The matter arrived into focus in autumn 2018, as soon as the Department of Education released information linked to the round that is first of loan forgiveness. Away from 29,000 forgiveness applications that were prepared, significantly more than 98% was in fact refused. Of the, 28% for the rejections revolved around filing errors — clerical errors that may, over time, be remedied. But significantly more than 70% revolved around not“program that is meeting”: Applicants’ loans weren’t qualified, their employer hadn’t been “certified, ” or their re re payments hadn’t been counted toward the relevant 120 essential to receive forgiveness. Either thousands of Americans, many of these with advanced level graduate levels, had totally bungled the method, or even the procedure it self, while the not enough clear details about it, put up those borrowers to fail.
In my own reporting with this whole tale, I heard from a large number of borrowers with deep anxiety concerning the future regarding the system. In the event that PSLF is eradicated, as recommended by President Donald Trump’s most budget that is recent, borrowers presently on the right track for forgiveness would still theoretically get it. But that assurance holds small weight with borrowers.
When they had understood PSLF was at jeopardy, or which they wouldn’t be authorized because of it, numerous borrowers would’ve taken various jobs, or attempted to cover straight down their loans more aggressively so that you can fight ballooning interest.

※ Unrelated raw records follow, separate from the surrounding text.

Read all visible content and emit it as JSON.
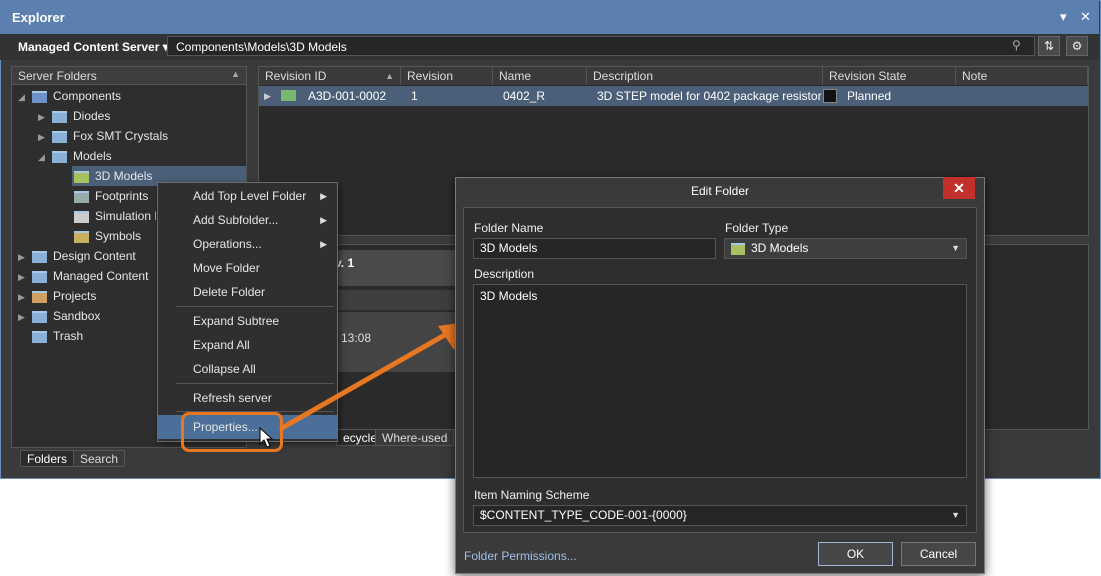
{
  "window": {
    "title": "Explorer"
  },
  "toolbar": {
    "server_label": "Managed Content Server",
    "server_caret": "▾",
    "path": "Components\\Models\\3D Models"
  },
  "left_pane": {
    "header": "Server Folders",
    "tree": [
      {
        "label": "Components"
      },
      {
        "label": "Diodes"
      },
      {
        "label": "Fox SMT Crystals"
      },
      {
        "label": "Models"
      },
      {
        "label": "3D Models"
      },
      {
        "label": "Footprints"
      },
      {
        "label": "Simulation M"
      },
      {
        "label": "Symbols"
      },
      {
        "label": "Design Content"
      },
      {
        "label": "Managed Content"
      },
      {
        "label": "Projects"
      },
      {
        "label": "Sandbox"
      },
      {
        "label": "Trash"
      }
    ],
    "tabs": [
      "Folders",
      "Search"
    ]
  },
  "grid": {
    "columns": [
      "Revision ID",
      "Revision",
      "Name",
      "Description",
      "Revision State",
      "Note"
    ],
    "row": {
      "revision_id": "A3D-001-0002",
      "revision": "1",
      "name": "0402_R",
      "description": "3D STEP model for 0402 package resistor",
      "state": "Planned"
    }
  },
  "lower": {
    "heading": "v. 1",
    "time": "13:08",
    "tabs": [
      "ecycle",
      "Where-used"
    ]
  },
  "context_menu": {
    "items": [
      "Add Top Level Folder",
      "Add Subfolder...",
      "Operations...",
      "Move Folder",
      "Delete Folder",
      "Expand Subtree",
      "Expand All",
      "Collapse All",
      "Refresh server",
      "Properties..."
    ]
  },
  "dialog": {
    "title": "Edit Folder",
    "folder_name_label": "Folder Name",
    "folder_name": "3D Models",
    "folder_type_label": "Folder Type",
    "folder_type": "3D Models",
    "description_label": "Description",
    "description": "3D Models",
    "naming_label": "Item Naming Scheme",
    "naming": "$CONTENT_TYPE_CODE-001-{0000}",
    "permissions_link": "Folder Permissions...",
    "ok": "OK",
    "cancel": "Cancel"
  },
  "colors": {
    "title_bar": "#5b7fae",
    "selection": "#4b5f78",
    "highlight": "#e87722",
    "close": "#c1302b"
  }
}
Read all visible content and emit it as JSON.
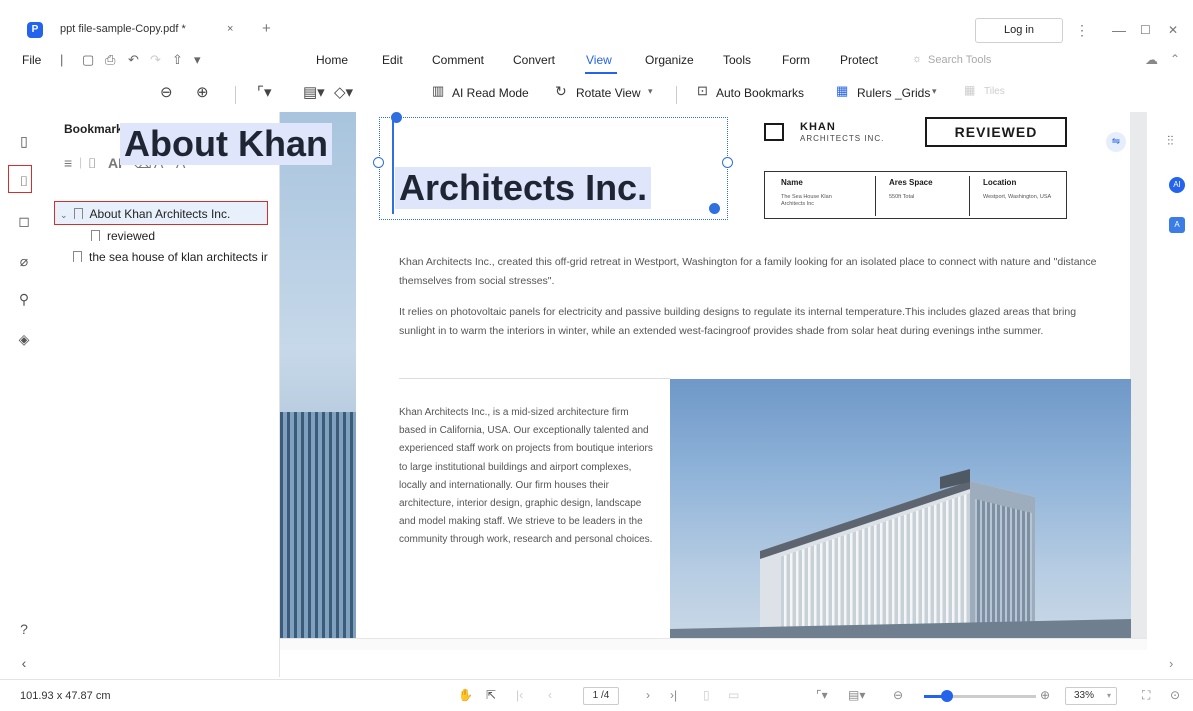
{
  "app": {
    "logo_letter": "P",
    "tab_title": "ppt file-sample-Copy.pdf *",
    "tab_close": "×",
    "new_tab": "+",
    "login": "Log in",
    "controls": [
      "⋮",
      "—",
      "☐",
      "✕"
    ]
  },
  "menu": {
    "file": "File",
    "items": [
      "Home",
      "Edit",
      "Comment",
      "Convert",
      "View",
      "Organize",
      "Tools",
      "Form",
      "Protect"
    ],
    "active": "View",
    "search_tools": "Search Tools"
  },
  "toolbar": {
    "ai_read": "AI Read Mode",
    "rotate": "Rotate View",
    "auto_bookmarks": "Auto Bookmarks",
    "rulers": "Rulers _Grids",
    "tiles": "Tiles"
  },
  "bookmarks": {
    "title": "Bookmarks",
    "close": "×",
    "items": [
      {
        "label": "About Khan Architects Inc.",
        "level": 0
      },
      {
        "label": "reviewed",
        "level": 1
      },
      {
        "label": "the sea house of klan architects ir",
        "level": 0
      }
    ]
  },
  "doc": {
    "headline_1": "About Khan",
    "headline_2": "Architects Inc.",
    "logo_name": "KHAN",
    "logo_sub": "ARCHITECTS INC.",
    "stamp": "REVIEWED",
    "table": {
      "headers": [
        "Name",
        "Ares Space",
        "Location"
      ],
      "values": [
        "The Sea House Klan Architects Inc",
        "550ft Total",
        "Westport, Washington, USA"
      ]
    },
    "para1": "Khan Architects Inc., created this off-grid retreat in Westport, Washington for a family looking for an isolated place to connect with nature and \"distance themselves from social stresses\".",
    "para2": "It relies on photovoltaic panels for electricity and passive building designs to regulate its internal temperature.This includes glazed areas that bring sunlight in to warm the interiors in winter, while an extended west-facingroof provides shade from solar heat during evenings inthe summer.",
    "para3": "Khan Architects Inc., is a mid-sized architecture firm based in California, USA. Our exceptionally talented and experienced staff work on projects from boutique interiors to large institutional buildings and airport complexes, locally and internationally. Our firm houses their architecture, interior design, graphic design, landscape and model making staff. We strieve to be leaders in the community through work, research and personal choices."
  },
  "status": {
    "dimensions": "101.93 x 47.87 cm",
    "page": "1 /4",
    "zoom": "33%"
  },
  "colors": {
    "accent": "#2463eb",
    "highlight_border": "#d32f2f",
    "selection_bg": "#dfe5fb"
  }
}
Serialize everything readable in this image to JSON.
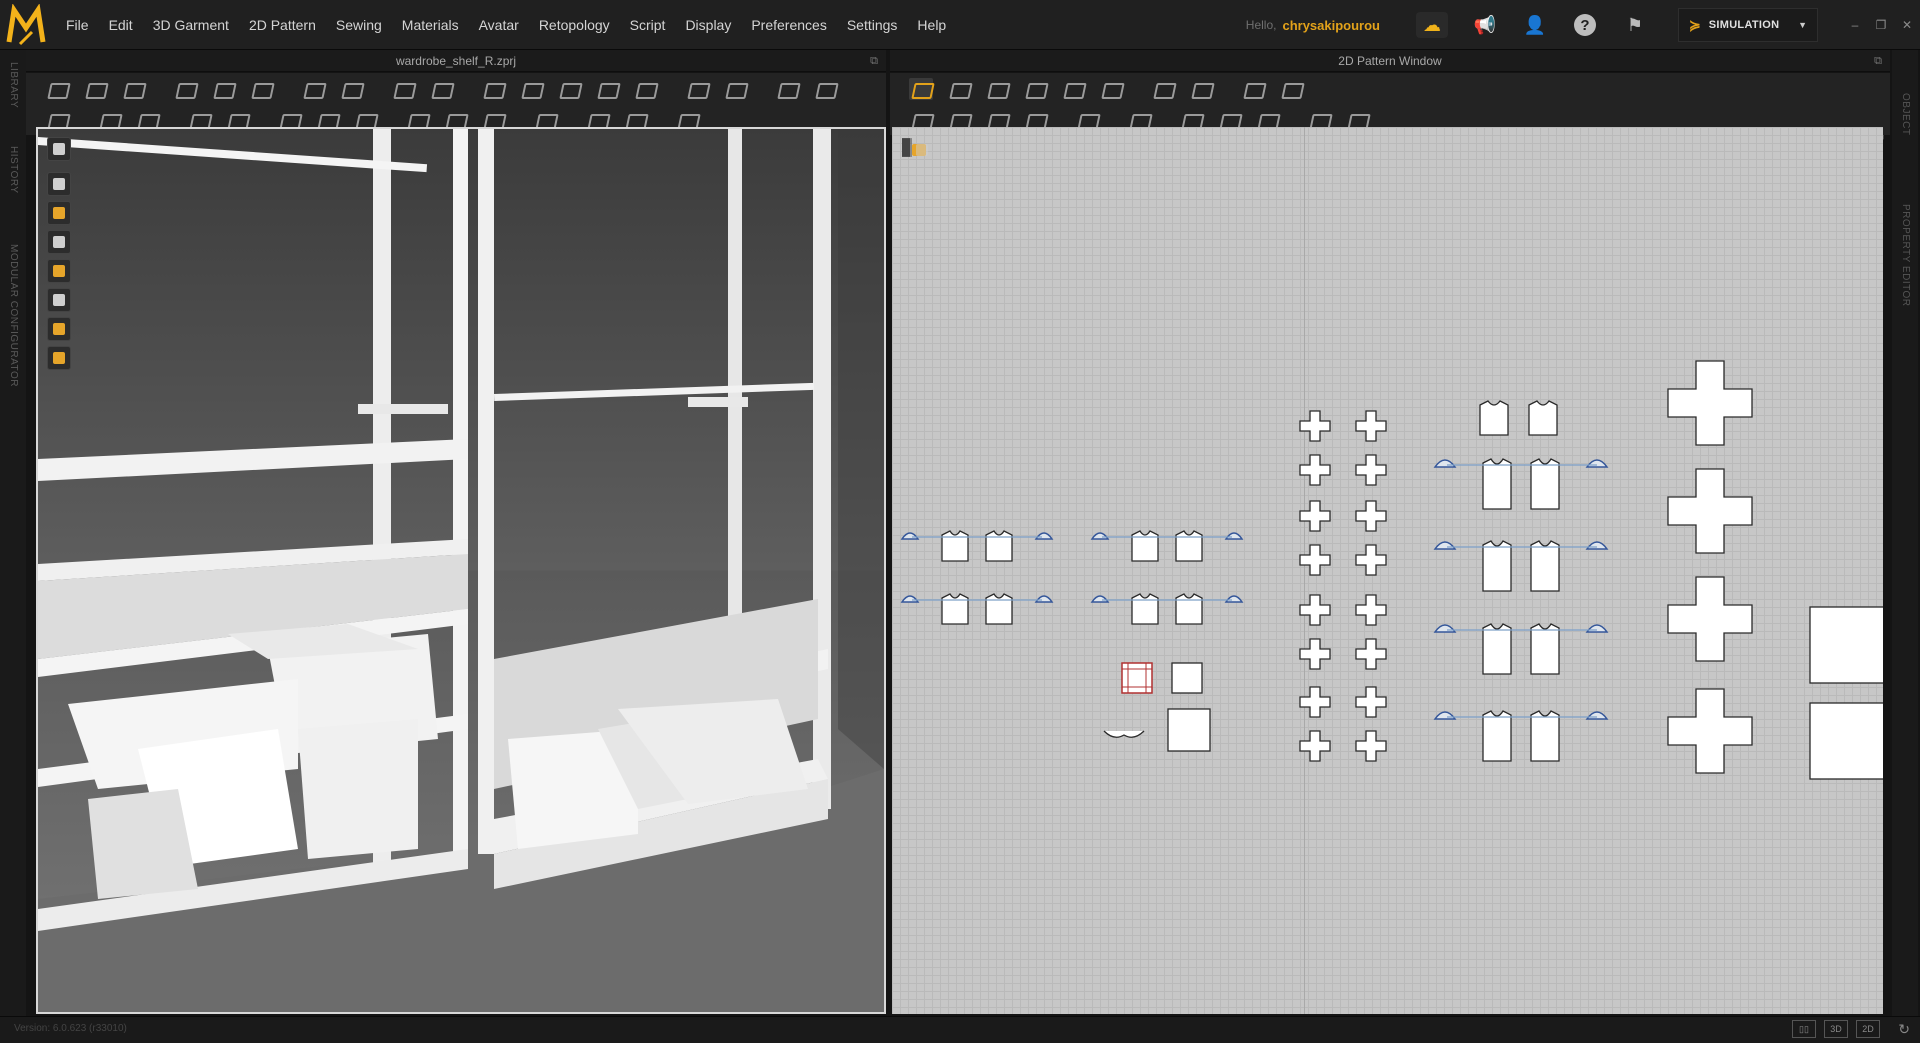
{
  "app": {
    "name": "Marvelous Designer",
    "logo_text": "M"
  },
  "menu": {
    "items": [
      "File",
      "Edit",
      "3D Garment",
      "2D Pattern",
      "Sewing",
      "Materials",
      "Avatar",
      "Retopology",
      "Script",
      "Display",
      "Preferences",
      "Settings",
      "Help"
    ]
  },
  "user": {
    "greeting": "Hello,",
    "name": "chrysakipourou"
  },
  "mode": {
    "label": "SIMULATION"
  },
  "window_controls": [
    "–",
    "❐",
    "✕"
  ],
  "panels": {
    "left_title": "wardrobe_shelf_R.zprj",
    "right_title": "2D Pattern Window"
  },
  "side_tabs": {
    "left": [
      "LIBRARY",
      "HISTORY",
      "MODULAR CONFIGURATOR"
    ],
    "right": [
      "OBJECT BROWSER",
      "PROPERTY EDITOR"
    ]
  },
  "status": {
    "version": "Version: 6.0.623 (r33010)",
    "view_modes": [
      "▯▯",
      "3D",
      "2D"
    ]
  },
  "colors": {
    "accent": "#e3a21a",
    "seam_blue": "#35579a",
    "canvas_bg": "#c7c7c7"
  }
}
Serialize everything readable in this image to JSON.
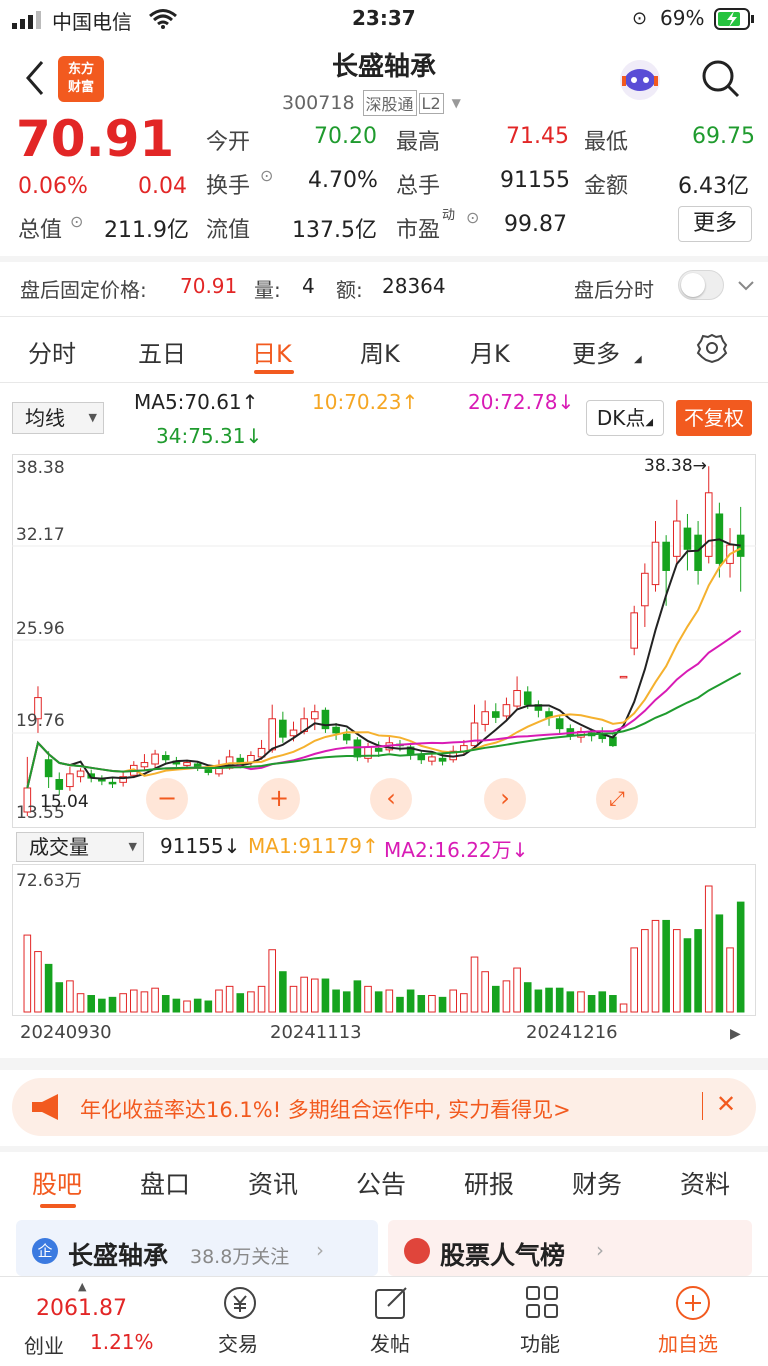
{
  "status": {
    "carrier": "中国电信",
    "time": "23:37",
    "battery": "69%"
  },
  "header": {
    "title": "长盛轴承",
    "code": "300718",
    "badge1": "深股通",
    "badge2": "L2",
    "logo_line1": "东方",
    "logo_line2": "财富"
  },
  "quote": {
    "price": "70.91",
    "pct": "0.06%",
    "chg": "0.04",
    "total_value_label": "总值",
    "total_value": "211.9亿",
    "open_label": "今开",
    "open": "70.20",
    "high_label": "最高",
    "high": "71.45",
    "low_label": "最低",
    "low": "69.75",
    "turnover_label": "换手",
    "turnover": "4.70%",
    "volume_label": "总手",
    "volume": "91155",
    "amount_label": "金额",
    "amount": "6.43亿",
    "float_label": "流值",
    "float": "137.5亿",
    "pe_label": "市盈",
    "pe_sup": "动",
    "pe": "99.87",
    "more": "更多"
  },
  "afterhours": {
    "label": "盘后固定价格:",
    "price": "70.91",
    "qty_label": "量:",
    "qty": "4",
    "amt_label": "额:",
    "amt": "28364",
    "toggle_label": "盘后分时"
  },
  "tabs": [
    "分时",
    "五日",
    "日K",
    "周K",
    "月K",
    "更多"
  ],
  "ma": {
    "select": "均线",
    "ma5": "MA5:70.61↑",
    "ma10": "10:70.23↑",
    "ma20": "20:72.78↓",
    "ma34": "34:75.31↓",
    "dk": "DK点",
    "fq": "不复权"
  },
  "chart_labels": {
    "y1": "38.38",
    "y2": "32.17",
    "y3": "25.96",
    "y4": "19.76",
    "y5": "13.55",
    "hi_mark": "38.38→",
    "lo_mark": "15.04"
  },
  "vol": {
    "select": "成交量",
    "value": "91155↓",
    "ma1": "MA1:91179↑",
    "ma2": "MA2:16.22万↓",
    "ymax": "72.63万"
  },
  "dates": [
    "20240930",
    "20241113",
    "20241216"
  ],
  "banner": {
    "text": "年化收益率达16.1%! 多期组合运作中, 实力看得见>"
  },
  "bottom_tabs": [
    "股吧",
    "盘口",
    "资讯",
    "公告",
    "研报",
    "财务",
    "资料"
  ],
  "cards": {
    "left_title": "长盛轴承",
    "left_sub": "38.8万关注",
    "right_title": "股票人气榜"
  },
  "nav": {
    "index_val": "2061.87",
    "index_name": "创业",
    "index_pct": "1.21%",
    "trade": "交易",
    "post": "发帖",
    "func": "功能",
    "add": "加自选"
  },
  "chart_data": {
    "type": "candlestick",
    "ylim": [
      13.55,
      38.38
    ],
    "yticks": [
      38.38,
      32.17,
      25.96,
      19.76,
      13.55
    ],
    "candles": [
      [
        13.9,
        15.6,
        17.8,
        13.6
      ],
      [
        20.5,
        22.0,
        22.8,
        19.5
      ],
      [
        17.6,
        16.4,
        18.2,
        15.6
      ],
      [
        16.2,
        15.5,
        16.7,
        15.1
      ],
      [
        15.7,
        16.6,
        17.1,
        15.4
      ],
      [
        16.4,
        16.8,
        17.0,
        16.0
      ],
      [
        16.6,
        16.3,
        16.9,
        16.0
      ],
      [
        16.2,
        16.1,
        16.5,
        15.8
      ],
      [
        16.0,
        15.9,
        16.4,
        15.6
      ],
      [
        16.0,
        16.4,
        16.7,
        15.7
      ],
      [
        16.5,
        17.2,
        17.5,
        16.3
      ],
      [
        17.1,
        17.4,
        18.0,
        16.9
      ],
      [
        17.3,
        18.0,
        18.3,
        17.0
      ],
      [
        17.9,
        17.6,
        18.2,
        17.3
      ],
      [
        17.5,
        17.3,
        17.8,
        17.1
      ],
      [
        17.2,
        17.4,
        17.6,
        17.0
      ],
      [
        17.3,
        17.0,
        17.5,
        16.8
      ],
      [
        16.9,
        16.7,
        17.1,
        16.5
      ],
      [
        16.6,
        17.1,
        17.6,
        16.4
      ],
      [
        17.0,
        17.8,
        18.3,
        16.9
      ],
      [
        17.7,
        17.3,
        18.0,
        17.0
      ],
      [
        17.4,
        17.9,
        18.2,
        17.1
      ],
      [
        17.8,
        18.4,
        19.0,
        17.6
      ],
      [
        18.3,
        20.5,
        21.5,
        18.1
      ],
      [
        20.4,
        19.2,
        21.0,
        18.8
      ],
      [
        19.3,
        19.7,
        20.3,
        18.9
      ],
      [
        19.6,
        20.5,
        21.3,
        19.4
      ],
      [
        20.5,
        21.0,
        21.5,
        19.7
      ],
      [
        21.1,
        19.8,
        21.3,
        19.5
      ],
      [
        19.9,
        19.5,
        20.2,
        19.0
      ],
      [
        19.4,
        19.0,
        19.8,
        18.7
      ],
      [
        19.0,
        17.8,
        19.2,
        17.5
      ],
      [
        17.7,
        18.5,
        18.8,
        17.4
      ],
      [
        18.4,
        18.2,
        18.9,
        17.8
      ],
      [
        18.3,
        18.8,
        19.3,
        18.1
      ],
      [
        18.7,
        18.6,
        19.0,
        18.2
      ],
      [
        18.5,
        18.0,
        18.8,
        17.6
      ],
      [
        17.9,
        17.6,
        18.2,
        17.3
      ],
      [
        17.5,
        17.8,
        18.1,
        17.2
      ],
      [
        17.7,
        17.5,
        18.0,
        17.2
      ],
      [
        17.6,
        18.2,
        18.6,
        17.4
      ],
      [
        18.2,
        18.6,
        19.0,
        18.0
      ],
      [
        18.6,
        20.2,
        21.5,
        18.5
      ],
      [
        20.1,
        21.0,
        21.8,
        19.6
      ],
      [
        21.0,
        20.6,
        21.6,
        20.2
      ],
      [
        20.7,
        21.5,
        22.0,
        20.3
      ],
      [
        21.4,
        22.5,
        23.5,
        21.1
      ],
      [
        22.4,
        21.5,
        22.8,
        21.2
      ],
      [
        21.5,
        21.1,
        21.8,
        20.6
      ],
      [
        21.0,
        20.6,
        21.3,
        20.0
      ],
      [
        20.5,
        19.8,
        20.7,
        19.4
      ],
      [
        19.8,
        19.3,
        20.1,
        19.0
      ],
      [
        19.2,
        19.6,
        19.9,
        18.8
      ],
      [
        19.5,
        19.3,
        19.8,
        18.9
      ],
      [
        19.4,
        19.1,
        19.9,
        18.8
      ],
      [
        19.2,
        18.6,
        19.4,
        18.5
      ],
      [
        23.5,
        23.5,
        23.5,
        23.5
      ],
      [
        25.5,
        28.0,
        28.5,
        25.0
      ],
      [
        28.5,
        30.8,
        31.5,
        27.0
      ],
      [
        30.0,
        33.0,
        34.5,
        29.5
      ],
      [
        33.0,
        31.0,
        33.5,
        28.5
      ],
      [
        32.0,
        34.5,
        36.0,
        31.5
      ],
      [
        34.0,
        32.5,
        35.0,
        31.0
      ],
      [
        33.5,
        31.0,
        34.5,
        30.0
      ],
      [
        32.0,
        36.5,
        38.38,
        31.5
      ],
      [
        35.0,
        31.5,
        35.8,
        30.5
      ],
      [
        31.5,
        32.8,
        34.0,
        30.5
      ],
      [
        33.5,
        32.0,
        35.5,
        29.5
      ]
    ],
    "ma_lines": [
      "MA5",
      "MA10",
      "MA20",
      "MA34"
    ]
  }
}
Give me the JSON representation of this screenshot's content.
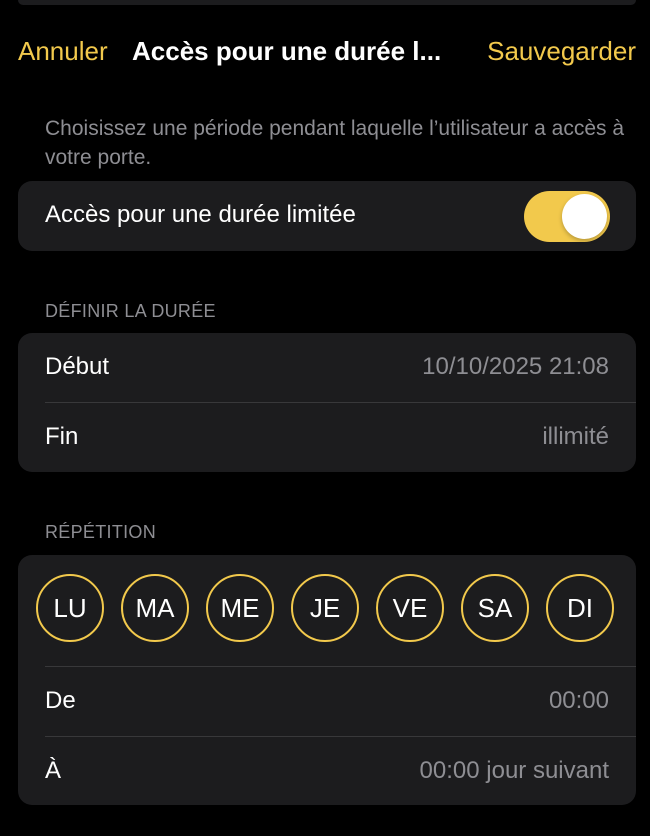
{
  "nav": {
    "cancel_label": "Annuler",
    "title": "Accès pour une durée l...",
    "save_label": "Sauvegarder"
  },
  "description": "Choisissez une période pendant laquelle l’utilisateur a accès à votre porte.",
  "limited_access": {
    "label": "Accès pour une durée limitée",
    "enabled": true
  },
  "duration_section": {
    "header": "DÉFINIR LA DURÉE",
    "start_label": "Début",
    "start_value": "10/10/2025 21:08",
    "end_label": "Fin",
    "end_value": "illimité"
  },
  "repeat_section": {
    "header": "RÉPÉTITION",
    "days": [
      "LU",
      "MA",
      "ME",
      "JE",
      "VE",
      "SA",
      "DI"
    ],
    "from_label": "De",
    "from_value": "00:00",
    "to_label": "À",
    "to_value": "00:00 jour suivant"
  },
  "colors": {
    "accent": "#f2c94c",
    "background": "#000000",
    "card": "#1c1c1e",
    "secondary_text": "#8e8e93"
  }
}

“I think there clearly was a 4% opportunity my loans will actually be forgiven, ” stated Grace, a 33-year-old who’s worked meticulously to keep along with her PSLF re re re payments. “I think there is a 96% possibility that after a decade of re re payments i am going to discover I owe significantly more than I took away and that my present feeling of ‘i am doing things appropriate! ’ safety is completely baseless and I also’ve been horribly naive once more. ”
“If PSLF suddenly vanishes, we’ve fundamentally been pissing in to the wind, ” another debtor explained. “Not just will there be no end up in sight with this loans, nevertheless the stability is likely to be so filled that people will forever be buried. We borrowed $35,000 through the government. I’ve now paid straight straight right back $7,000, but We additionally now owe them $43,000. Therefore what’s that likely to seem like in 2025 if the national federal federal government tells me, ‘No, sorry, you did every thing we asked but we aren’t supporting our end associated with agreement’? ”